The reporter, Jake Bernstein, has obtained 46 hours of tape recordings, made secretly by a Federal Reserve employee, of conversations within the Fed, and between the Fed and Goldman Sachs. The Ray Rice video for the financial sector has arrived.

[---]

In early 2012, Segarra was assigned to regulate Goldman Sachs, and so was installed inside Goldman. (The people who regulate banks for the Fed are physically stationed inside the banks.)

The job right from the start seems to have been different from what she had imagined: In meetings, Fed employees would defer to the Goldman people; if one of the Goldman people said something revealing or even alarming, the other Fed employees in the meeting would either ignore or downplay it. For instance, in one meeting a Goldman employee expressed the view that "once clients are wealthy enough certain consumer laws don't apply to them." After that meeting, Segarra turned to a fellow Fed regulator and said how surprised she was by that statement -- to which the regulator replied, "You didn't hear that."

This sort of thing occurred often enough -- Fed regulators denying what had been said in meetings, Fed managers asking her to alter minutes of meetings after the fact -- that Segarra decided she needed to record what actually had been said.

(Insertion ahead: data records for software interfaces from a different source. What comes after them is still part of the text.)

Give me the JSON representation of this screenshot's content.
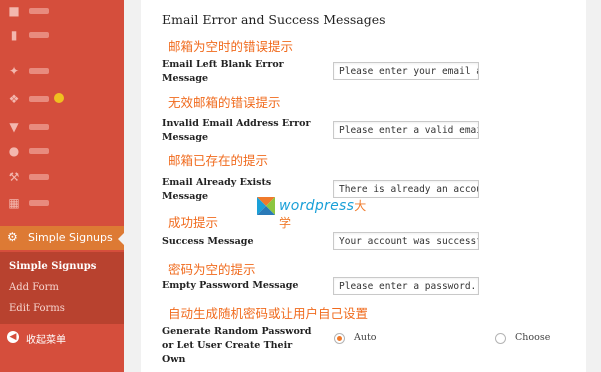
{
  "sidebar": {
    "active_item": "Simple Signups",
    "submenu": [
      "Simple Signups",
      "Add Form",
      "Edit Forms"
    ],
    "collapse_label": "收起菜单"
  },
  "form": {
    "section_title": "Email Error and Success Messages",
    "rows": [
      {
        "annotation": "邮箱为空时的错误提示",
        "label": "Email Left Blank Error Message",
        "value": "Please enter your email a"
      },
      {
        "annotation": "无效邮箱的错误提示",
        "label": "Invalid Email Address Error Message",
        "value": "Please enter a valid emai"
      },
      {
        "annotation": "邮箱已存在的提示",
        "label": "Email Already Exists Message",
        "value": "There is already an accou"
      },
      {
        "annotation": "成功提示",
        "label": "Success Message",
        "value": "Your account was successf"
      },
      {
        "annotation": "密码为空的提示",
        "label": "Empty Password Message",
        "value": "Please enter a password."
      }
    ],
    "password_option": {
      "annotation": "自动生成随机密码或让用户自己设置",
      "label": "Generate Random Password or Let User Create Their Own",
      "choices": [
        "Auto",
        "Choose"
      ],
      "selected": "Auto"
    }
  },
  "watermark": {
    "text": "wordpress",
    "suffix": "大学"
  },
  "colors": {
    "sidebar": "#d54e3c",
    "active": "#dd7a34",
    "annotation": "#f06b1e",
    "watermark": "#1aa0d8"
  }
}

So she went to the Spy Store and bought a tiny tape recorder, then began to record her meetings at Goldman Sachs, until she was fired.


Mike Lewis

Quote of the Day

A skilled professional I know had to turn down an important freelance assignment because of a recurring commitment to chauffeur her son to a resumé-building “social action” assignment required by his high school. This involved driving the boy for 45 minutes to a community center, cooling her heels while he sorted used clothing for charity, and driving him back—forgoing income which, judiciously donated, could have fed, clothed, and inoculated an African village. The dubious “lessons” of this forced labor as an overqualified ragpicker are that children are entitled to treat their mothers’ time as worth nothing, that you can make the world a better place by destroying economic value, and that the moral worth of an action should be measured by the conspicuousness of the sacrifice rather than the gain to the beneficiary.

- Steven Pinker